How to complete this task:
The answer must consist of each line of the records below that contains the string "JSON".

····················

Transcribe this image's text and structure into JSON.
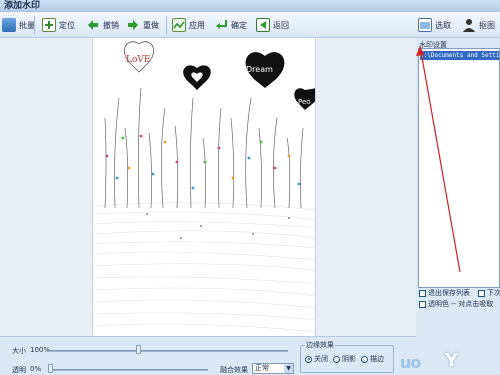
{
  "window": {
    "title": "添加水印"
  },
  "toolbar": {
    "batch": "批量",
    "locate": "定位",
    "undo": "撤销",
    "redo": "重做",
    "apply": "应用",
    "confirm": "确定",
    "back": "返回",
    "select": "选取",
    "crop": "抠图"
  },
  "right_panel": {
    "title": "水印设置",
    "watermark_item": "C:\\Documents and Settings",
    "exit_save_list": "退出保存列表",
    "next": "下次",
    "transparent_color": "透明色",
    "transparent_hint": "-- 对点击吸取"
  },
  "bottom": {
    "size_label": "大小",
    "size_value": "100%",
    "opacity_label": "透明",
    "opacity_value": "0%",
    "blend_label": "融合效果",
    "blend_value": "正常",
    "border_title": "边缘效果",
    "border_off": "关闭",
    "border_shadow": "阴影",
    "border_outline": "描边"
  },
  "overlay_watermark": {
    "text": "uo",
    "text2": "Y"
  },
  "artwork": {
    "words": [
      "LoVE",
      "Dream",
      "Peo"
    ]
  },
  "colors": {
    "accent": "#316ac5",
    "panel": "#dbe8f5",
    "red_line": "#d62020"
  }
}
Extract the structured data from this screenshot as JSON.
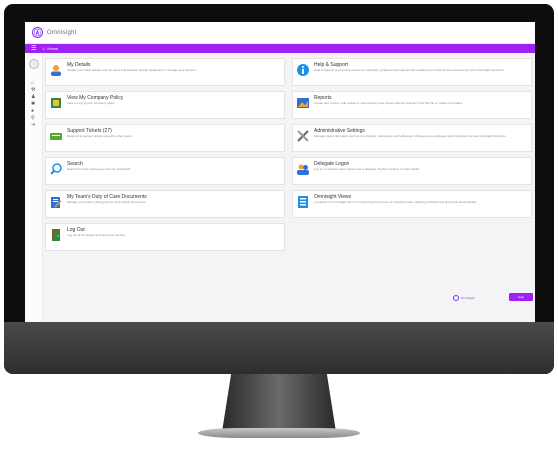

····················

Problem solution:
Transcribe this image's text and structure into JSON.
Extract the structured data from this screenshot as JSON.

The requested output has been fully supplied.